9. Mr. R. Murarka, learned counsel for the assessee, however, contends that so far as question No. 1 is concerned it must be decided in favour of the assessee inasmuch as the assessee was not a partner of M/s. Banshidhar Durgadutt. As to question No. 2, he argues that the proceeding under Section 34(1)(b) was confined to the deemed dividend of another firm in which the assessee was a partner as appears from the assessment order for the year 1954-55. He also argues that Section 23(5)(a) applies only to a partner of a firm and has no application in the case of a beneficial partner of a firm and, therefore, the amount in question could not be included in the income of the assessee-family.
10. Now, it has been found by the Tribunal that it was not the assessee-family but Durgadutt who was a partner of the firm of Banshidhar Durgadutt. It has also been found by the Tribunal that the assessee-family was the beneficial owner of the half share of Durgadutt in that firm. Under the second proviso to Section 30(1) of the Act where the partners of a firm are individually assessable on their shares in the total income of the firm, any such partner may appeal to the AAC against any order of an ITO determining the amount of the total income or loss of the firm or an apportionment thereof between the several partners but in respect of matters which are determined by such order no appeal against the assessment of its own total income would lie.
11. In view of the aforesaid findings of the Tribunal, it must be held that the second proviso under Section 30(1) of the Act cannot apply to the assessee-family inasmuch as the assessee-family was not a partner of M/s. Banshidhar Durgadutt. Therefore, the contentions of Mr. Sengupta must fail and we answer question No. 1 in the negative and in favour of the assessee.
12. A partner is entitled to his share of profit of the partnership firm. If the partnership firm is a shareholder of a company and it receives or is deemed to have received any dividend, it is an income of the firm. So far as an individual partner is concerned he being only entitled to the profits in accordance with his share in the partnership, his share represents his income, profits or gains from business. Therefore, the dividend income or the deemed dividend income ceased to be a dividend income so far as he is concerned.

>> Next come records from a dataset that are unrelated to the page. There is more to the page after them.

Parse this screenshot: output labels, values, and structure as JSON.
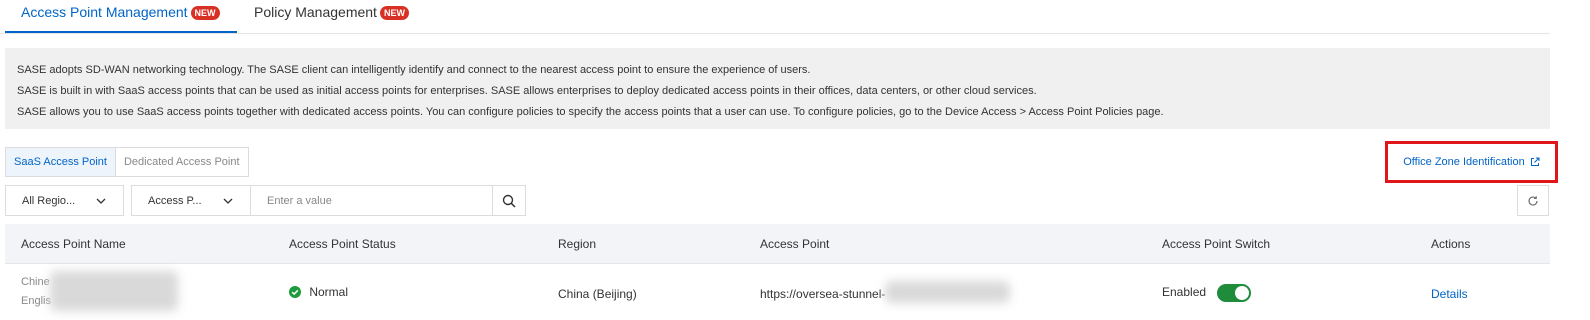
{
  "top_tabs": [
    {
      "label": "Access Point Management",
      "badge": "NEW",
      "active": true
    },
    {
      "label": "Policy Management",
      "badge": "NEW",
      "active": false
    }
  ],
  "notice": {
    "lines": [
      "SASE adopts SD-WAN networking technology. The SASE client can intelligently identify and connect to the nearest access point to ensure the experience of users.",
      "SASE is built in with SaaS access points that can be used as initial access points for enterprises. SASE allows enterprises to deploy dedicated access points in their offices, data centers, or other cloud services.",
      "SASE allows you to use SaaS access points together with dedicated access points. You can configure policies to specify the access points that a user can use. To configure policies, go to the Device Access > Access Point Policies page."
    ]
  },
  "segments": [
    {
      "label": "SaaS Access Point",
      "active": true
    },
    {
      "label": "Dedicated Access Point",
      "active": false
    }
  ],
  "office_link": {
    "label": "Office Zone Identification",
    "icon": "external-link-icon"
  },
  "filters": {
    "region_select": "All Regio...",
    "field_select": "Access P...",
    "search_placeholder": "Enter a value"
  },
  "table": {
    "columns": [
      "Access Point Name",
      "Access Point Status",
      "Region",
      "Access Point",
      "Access Point Switch",
      "Actions"
    ],
    "rows": [
      {
        "name_line1": "Chine",
        "name_line2": "Englis",
        "status": "Normal",
        "region": "China (Beijing)",
        "access_point": "https://oversea-stunnel-",
        "switch_label": "Enabled",
        "switch_on": true,
        "action": "Details"
      }
    ]
  },
  "colors": {
    "accent": "#0064c8",
    "badge": "#d93026",
    "success": "#1e9b3c",
    "highlight": "#e0161b"
  }
}
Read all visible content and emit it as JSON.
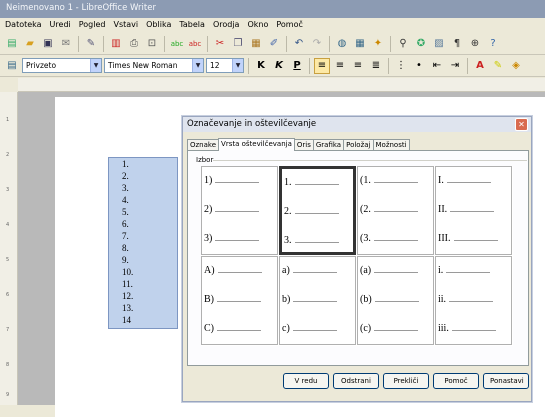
{
  "window": {
    "title": "Neimenovano 1 - LibreOffice Writer"
  },
  "menu": [
    "Datoteka",
    "Uredi",
    "Pogled",
    "Vstavi",
    "Oblika",
    "Tabela",
    "Orodja",
    "Okno",
    "Pomoč"
  ],
  "formatting": {
    "style": "Privzeto",
    "font": "Times New Roman",
    "size": "12"
  },
  "document": {
    "numbered_items": [
      "1.",
      "2.",
      "3.",
      "4.",
      "5.",
      "6.",
      "7.",
      "8.",
      "9.",
      "10.",
      "11.",
      "12.",
      "13.",
      "14"
    ]
  },
  "ruler_v": [
    "1",
    "2",
    "3",
    "4",
    "5",
    "6",
    "7",
    "8",
    "9"
  ],
  "dialog": {
    "title": "Označevanje in oštevilčevanje",
    "tabs": [
      "Oznake",
      "Vrsta oštevilčevanja",
      "Oris",
      "Grafika",
      "Položaj",
      "Možnosti"
    ],
    "active_tab": "Vrsta oštevilčevanja",
    "group_label": "Izbor",
    "selected_index": 1,
    "cells": [
      [
        "1)",
        "2)",
        "3)"
      ],
      [
        "1.",
        "2.",
        "3."
      ],
      [
        "(1.",
        "(2.",
        "(3."
      ],
      [
        "I.",
        "II.",
        "III."
      ],
      [
        "A)",
        "B)",
        "C)"
      ],
      [
        "a)",
        "b)",
        "c)"
      ],
      [
        "(a)",
        "(b)",
        "(c)"
      ],
      [
        "i.",
        "ii.",
        "iii."
      ]
    ],
    "buttons": [
      "V redu",
      "Odstrani",
      "Prekliči",
      "Pomoč",
      "Ponastavi"
    ]
  }
}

13. The assessee-family was the beneficial owner of the income, profits and gains which Durgadutt was entitled to from the firm of M/s. Banshidhar Durgadutt. Durgadutt had half share in that firm. Therefore, his half share in the firm's income is liable to be taxed in the hands of the assessee-family.
14. In this view of the matter, we are unable to accept the contention of Mr. Murarka that this amount is not assessable in the hands of the assessee-family although Section 23(5) may not apply as contended by him. We, accordingly, answer question No. 2 in the negative and in favour of the revenue.
15. In view of the divided success, we make no order as to costs.
C.K. Banerji, J.
16. I agree.